_EXERCISE_
Your answer must consist of every line from the data below that includes the word "greening".

_DATASET EXTRACT_
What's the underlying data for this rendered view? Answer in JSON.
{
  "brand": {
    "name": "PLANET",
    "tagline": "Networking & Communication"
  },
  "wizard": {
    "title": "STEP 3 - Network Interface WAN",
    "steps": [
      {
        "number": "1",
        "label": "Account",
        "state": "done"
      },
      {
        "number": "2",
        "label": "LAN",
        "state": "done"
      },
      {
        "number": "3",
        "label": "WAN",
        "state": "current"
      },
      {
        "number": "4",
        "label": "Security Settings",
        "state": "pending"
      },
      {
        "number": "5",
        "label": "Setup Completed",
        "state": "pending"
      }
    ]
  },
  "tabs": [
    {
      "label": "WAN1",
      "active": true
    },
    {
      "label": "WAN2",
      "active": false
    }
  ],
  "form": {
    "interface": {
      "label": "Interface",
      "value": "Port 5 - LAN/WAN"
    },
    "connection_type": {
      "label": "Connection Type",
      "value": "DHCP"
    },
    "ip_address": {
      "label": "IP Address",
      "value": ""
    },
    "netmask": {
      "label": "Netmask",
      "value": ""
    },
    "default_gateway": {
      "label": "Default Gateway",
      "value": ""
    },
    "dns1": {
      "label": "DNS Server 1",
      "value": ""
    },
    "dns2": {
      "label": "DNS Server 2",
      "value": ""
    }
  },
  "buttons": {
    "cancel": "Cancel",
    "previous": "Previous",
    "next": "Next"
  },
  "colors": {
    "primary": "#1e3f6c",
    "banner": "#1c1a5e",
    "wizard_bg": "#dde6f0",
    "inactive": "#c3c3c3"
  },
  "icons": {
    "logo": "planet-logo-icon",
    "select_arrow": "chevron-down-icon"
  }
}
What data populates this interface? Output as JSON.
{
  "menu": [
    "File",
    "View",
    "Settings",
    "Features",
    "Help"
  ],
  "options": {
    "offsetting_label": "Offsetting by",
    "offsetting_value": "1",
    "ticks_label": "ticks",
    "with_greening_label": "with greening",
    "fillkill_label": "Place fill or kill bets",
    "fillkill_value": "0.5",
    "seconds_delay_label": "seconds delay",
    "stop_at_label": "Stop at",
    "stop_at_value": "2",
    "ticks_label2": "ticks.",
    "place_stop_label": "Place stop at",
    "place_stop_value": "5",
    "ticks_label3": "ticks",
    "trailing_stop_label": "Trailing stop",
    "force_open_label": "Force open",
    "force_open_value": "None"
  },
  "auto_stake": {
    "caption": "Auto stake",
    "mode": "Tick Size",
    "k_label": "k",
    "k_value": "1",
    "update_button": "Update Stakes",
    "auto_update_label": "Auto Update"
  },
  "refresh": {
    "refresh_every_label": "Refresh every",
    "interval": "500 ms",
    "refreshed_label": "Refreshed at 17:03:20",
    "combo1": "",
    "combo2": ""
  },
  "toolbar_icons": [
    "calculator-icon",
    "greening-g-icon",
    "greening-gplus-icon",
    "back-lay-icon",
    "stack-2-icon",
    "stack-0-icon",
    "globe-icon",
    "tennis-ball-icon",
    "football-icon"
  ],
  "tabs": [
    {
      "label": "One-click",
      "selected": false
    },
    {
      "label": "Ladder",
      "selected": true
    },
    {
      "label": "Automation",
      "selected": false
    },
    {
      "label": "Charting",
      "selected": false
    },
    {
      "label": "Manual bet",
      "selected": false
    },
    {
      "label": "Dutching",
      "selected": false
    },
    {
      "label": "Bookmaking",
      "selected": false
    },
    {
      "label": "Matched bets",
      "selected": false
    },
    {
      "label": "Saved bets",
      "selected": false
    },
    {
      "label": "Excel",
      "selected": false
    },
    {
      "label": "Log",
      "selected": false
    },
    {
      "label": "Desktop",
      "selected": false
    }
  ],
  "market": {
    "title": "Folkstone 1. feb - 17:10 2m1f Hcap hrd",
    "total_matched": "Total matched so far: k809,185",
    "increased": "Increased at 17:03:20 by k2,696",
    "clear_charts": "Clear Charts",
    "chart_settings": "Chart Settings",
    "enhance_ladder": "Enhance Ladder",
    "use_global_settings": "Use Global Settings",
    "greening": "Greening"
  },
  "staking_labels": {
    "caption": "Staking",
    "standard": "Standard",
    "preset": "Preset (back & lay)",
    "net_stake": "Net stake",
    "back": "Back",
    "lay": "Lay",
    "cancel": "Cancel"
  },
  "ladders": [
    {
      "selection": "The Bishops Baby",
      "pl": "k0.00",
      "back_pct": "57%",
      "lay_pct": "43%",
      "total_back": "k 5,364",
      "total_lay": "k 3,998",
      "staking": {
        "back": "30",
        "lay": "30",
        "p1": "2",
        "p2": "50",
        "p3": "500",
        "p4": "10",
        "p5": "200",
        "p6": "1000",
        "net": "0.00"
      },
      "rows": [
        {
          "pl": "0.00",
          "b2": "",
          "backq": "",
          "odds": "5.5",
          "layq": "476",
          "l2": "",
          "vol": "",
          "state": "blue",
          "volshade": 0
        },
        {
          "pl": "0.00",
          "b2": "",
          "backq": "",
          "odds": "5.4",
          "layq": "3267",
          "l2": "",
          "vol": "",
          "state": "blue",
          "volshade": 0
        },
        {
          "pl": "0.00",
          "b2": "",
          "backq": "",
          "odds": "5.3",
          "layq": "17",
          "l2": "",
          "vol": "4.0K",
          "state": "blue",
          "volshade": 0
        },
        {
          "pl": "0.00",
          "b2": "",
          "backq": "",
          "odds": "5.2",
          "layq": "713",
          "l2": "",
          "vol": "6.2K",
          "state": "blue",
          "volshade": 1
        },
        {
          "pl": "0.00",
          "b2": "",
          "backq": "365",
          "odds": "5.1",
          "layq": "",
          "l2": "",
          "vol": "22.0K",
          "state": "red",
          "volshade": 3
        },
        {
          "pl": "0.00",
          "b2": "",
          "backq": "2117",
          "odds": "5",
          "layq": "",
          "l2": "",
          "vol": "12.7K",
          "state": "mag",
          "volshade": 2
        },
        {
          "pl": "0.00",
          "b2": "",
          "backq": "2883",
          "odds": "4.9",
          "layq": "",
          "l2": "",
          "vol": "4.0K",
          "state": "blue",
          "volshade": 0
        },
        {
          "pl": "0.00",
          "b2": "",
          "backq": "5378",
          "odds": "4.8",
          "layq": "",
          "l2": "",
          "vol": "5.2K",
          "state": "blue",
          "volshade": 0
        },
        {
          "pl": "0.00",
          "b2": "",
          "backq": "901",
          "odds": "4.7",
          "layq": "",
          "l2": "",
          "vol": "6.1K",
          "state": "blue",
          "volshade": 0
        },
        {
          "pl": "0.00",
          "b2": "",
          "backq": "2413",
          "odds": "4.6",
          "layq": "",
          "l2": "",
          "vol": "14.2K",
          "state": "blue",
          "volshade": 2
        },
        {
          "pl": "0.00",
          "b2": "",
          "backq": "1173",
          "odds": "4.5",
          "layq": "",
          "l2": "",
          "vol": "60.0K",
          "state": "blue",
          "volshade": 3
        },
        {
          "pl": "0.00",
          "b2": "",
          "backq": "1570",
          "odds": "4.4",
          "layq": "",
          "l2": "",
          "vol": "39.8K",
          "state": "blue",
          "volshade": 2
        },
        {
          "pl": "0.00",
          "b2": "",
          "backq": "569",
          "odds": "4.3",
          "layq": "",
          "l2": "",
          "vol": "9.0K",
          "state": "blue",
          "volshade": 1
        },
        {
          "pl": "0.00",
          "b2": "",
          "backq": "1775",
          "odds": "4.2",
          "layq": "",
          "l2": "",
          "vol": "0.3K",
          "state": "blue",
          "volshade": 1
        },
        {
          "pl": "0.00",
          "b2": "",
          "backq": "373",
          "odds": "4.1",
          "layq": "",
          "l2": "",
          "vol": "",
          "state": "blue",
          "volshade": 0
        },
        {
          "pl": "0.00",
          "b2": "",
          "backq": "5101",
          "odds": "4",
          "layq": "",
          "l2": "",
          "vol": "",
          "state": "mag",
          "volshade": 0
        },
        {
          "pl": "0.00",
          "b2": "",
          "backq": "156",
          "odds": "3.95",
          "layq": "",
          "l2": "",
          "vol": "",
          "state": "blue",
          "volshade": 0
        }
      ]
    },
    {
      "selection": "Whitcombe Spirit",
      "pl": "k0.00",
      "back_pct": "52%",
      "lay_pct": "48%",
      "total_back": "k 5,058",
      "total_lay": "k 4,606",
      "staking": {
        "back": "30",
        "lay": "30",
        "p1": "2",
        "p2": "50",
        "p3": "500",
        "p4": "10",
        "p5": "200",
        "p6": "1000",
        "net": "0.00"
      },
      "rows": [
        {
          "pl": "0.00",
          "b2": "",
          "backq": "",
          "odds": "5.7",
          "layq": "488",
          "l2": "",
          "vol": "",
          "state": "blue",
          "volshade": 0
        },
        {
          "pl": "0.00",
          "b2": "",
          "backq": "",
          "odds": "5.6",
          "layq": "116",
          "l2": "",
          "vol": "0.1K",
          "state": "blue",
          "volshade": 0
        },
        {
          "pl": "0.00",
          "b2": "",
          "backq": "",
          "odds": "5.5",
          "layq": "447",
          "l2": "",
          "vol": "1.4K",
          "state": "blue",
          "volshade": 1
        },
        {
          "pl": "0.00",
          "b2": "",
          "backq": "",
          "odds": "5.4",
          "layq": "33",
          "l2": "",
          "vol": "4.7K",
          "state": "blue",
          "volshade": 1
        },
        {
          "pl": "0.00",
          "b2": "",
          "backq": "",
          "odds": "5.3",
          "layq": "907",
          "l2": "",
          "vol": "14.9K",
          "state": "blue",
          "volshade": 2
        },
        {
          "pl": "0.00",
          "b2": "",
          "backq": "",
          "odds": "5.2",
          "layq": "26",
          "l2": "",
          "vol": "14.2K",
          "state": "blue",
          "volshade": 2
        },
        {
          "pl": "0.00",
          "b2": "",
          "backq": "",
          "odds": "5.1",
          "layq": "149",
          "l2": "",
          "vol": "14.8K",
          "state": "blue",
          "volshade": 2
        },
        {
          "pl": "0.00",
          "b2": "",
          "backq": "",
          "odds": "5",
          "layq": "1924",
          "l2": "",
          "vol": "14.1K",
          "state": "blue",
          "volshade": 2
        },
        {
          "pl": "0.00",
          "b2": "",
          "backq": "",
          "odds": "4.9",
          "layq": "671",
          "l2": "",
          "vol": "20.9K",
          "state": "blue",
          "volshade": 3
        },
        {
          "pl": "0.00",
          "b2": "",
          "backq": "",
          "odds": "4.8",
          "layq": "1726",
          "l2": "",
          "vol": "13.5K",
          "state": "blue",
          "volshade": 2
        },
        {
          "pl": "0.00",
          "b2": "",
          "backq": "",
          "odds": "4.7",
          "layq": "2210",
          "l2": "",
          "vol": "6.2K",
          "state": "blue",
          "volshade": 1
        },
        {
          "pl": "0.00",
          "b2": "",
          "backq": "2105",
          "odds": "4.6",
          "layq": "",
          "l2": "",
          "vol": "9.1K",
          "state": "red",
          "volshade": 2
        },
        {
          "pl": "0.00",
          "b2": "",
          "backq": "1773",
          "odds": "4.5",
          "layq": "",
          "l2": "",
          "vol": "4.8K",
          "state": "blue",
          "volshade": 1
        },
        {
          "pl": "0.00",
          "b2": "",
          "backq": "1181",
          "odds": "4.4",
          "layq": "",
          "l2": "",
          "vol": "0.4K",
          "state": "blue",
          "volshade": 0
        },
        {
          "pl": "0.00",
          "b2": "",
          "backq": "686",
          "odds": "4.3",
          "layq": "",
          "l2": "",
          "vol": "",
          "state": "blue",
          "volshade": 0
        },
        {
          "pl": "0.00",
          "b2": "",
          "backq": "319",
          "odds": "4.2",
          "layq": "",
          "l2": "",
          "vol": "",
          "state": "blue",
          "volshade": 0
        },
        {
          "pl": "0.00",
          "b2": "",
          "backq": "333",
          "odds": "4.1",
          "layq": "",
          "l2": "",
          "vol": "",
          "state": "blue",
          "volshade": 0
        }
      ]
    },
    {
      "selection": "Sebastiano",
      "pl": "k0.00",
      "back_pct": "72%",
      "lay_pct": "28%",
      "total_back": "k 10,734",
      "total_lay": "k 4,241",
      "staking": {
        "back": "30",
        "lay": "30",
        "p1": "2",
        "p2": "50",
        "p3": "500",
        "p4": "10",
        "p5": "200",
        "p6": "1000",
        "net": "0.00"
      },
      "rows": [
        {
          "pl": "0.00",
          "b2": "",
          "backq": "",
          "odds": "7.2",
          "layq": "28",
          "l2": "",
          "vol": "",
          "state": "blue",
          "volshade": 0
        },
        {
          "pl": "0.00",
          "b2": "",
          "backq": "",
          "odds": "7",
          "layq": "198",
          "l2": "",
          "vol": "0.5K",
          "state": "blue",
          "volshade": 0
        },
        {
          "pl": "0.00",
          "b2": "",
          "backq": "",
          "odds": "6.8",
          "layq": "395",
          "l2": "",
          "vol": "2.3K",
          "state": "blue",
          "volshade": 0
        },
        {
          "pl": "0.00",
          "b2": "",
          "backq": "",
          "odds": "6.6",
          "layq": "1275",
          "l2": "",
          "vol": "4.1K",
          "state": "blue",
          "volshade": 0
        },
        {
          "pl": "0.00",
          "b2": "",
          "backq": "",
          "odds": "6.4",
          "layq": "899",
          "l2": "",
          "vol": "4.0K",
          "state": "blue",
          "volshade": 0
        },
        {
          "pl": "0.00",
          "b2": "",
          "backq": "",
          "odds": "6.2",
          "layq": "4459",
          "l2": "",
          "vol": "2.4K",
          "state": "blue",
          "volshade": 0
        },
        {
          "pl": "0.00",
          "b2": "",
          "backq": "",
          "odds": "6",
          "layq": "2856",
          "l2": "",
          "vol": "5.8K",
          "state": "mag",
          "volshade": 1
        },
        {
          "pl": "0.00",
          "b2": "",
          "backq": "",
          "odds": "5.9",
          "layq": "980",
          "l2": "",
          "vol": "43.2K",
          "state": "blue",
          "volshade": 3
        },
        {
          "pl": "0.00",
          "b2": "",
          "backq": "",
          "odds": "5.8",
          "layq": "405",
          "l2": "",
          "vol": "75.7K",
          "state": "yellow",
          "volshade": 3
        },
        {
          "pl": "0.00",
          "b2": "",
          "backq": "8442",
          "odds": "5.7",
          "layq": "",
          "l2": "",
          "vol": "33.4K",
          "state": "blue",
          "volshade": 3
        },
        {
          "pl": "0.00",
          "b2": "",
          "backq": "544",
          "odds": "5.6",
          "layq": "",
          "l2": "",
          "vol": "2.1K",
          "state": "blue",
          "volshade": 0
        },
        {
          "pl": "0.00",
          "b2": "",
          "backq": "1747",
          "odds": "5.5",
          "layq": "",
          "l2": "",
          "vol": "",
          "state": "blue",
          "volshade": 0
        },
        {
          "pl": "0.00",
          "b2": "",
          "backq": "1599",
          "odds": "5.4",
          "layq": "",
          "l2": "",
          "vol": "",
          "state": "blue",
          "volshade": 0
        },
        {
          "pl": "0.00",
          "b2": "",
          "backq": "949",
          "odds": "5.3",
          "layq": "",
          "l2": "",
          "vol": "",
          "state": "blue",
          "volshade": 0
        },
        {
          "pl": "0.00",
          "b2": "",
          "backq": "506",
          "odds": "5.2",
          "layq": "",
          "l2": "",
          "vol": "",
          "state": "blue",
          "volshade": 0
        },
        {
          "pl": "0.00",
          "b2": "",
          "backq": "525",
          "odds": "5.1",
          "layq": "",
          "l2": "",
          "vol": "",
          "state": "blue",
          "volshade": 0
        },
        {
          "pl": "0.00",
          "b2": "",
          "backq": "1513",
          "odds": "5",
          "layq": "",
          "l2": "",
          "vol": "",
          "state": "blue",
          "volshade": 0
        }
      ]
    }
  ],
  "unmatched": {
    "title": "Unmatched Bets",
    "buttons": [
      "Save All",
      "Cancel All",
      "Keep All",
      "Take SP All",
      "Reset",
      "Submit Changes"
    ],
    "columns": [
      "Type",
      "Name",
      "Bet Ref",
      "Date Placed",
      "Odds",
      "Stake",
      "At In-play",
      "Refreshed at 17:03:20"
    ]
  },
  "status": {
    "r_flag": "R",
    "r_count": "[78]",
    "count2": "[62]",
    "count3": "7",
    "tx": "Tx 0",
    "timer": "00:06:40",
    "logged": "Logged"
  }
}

_SOLUTION_
    "with_greening_label": "with greening",
    "greening-g-icon",
    "greening-gplus-icon",
    "greening": "Greening"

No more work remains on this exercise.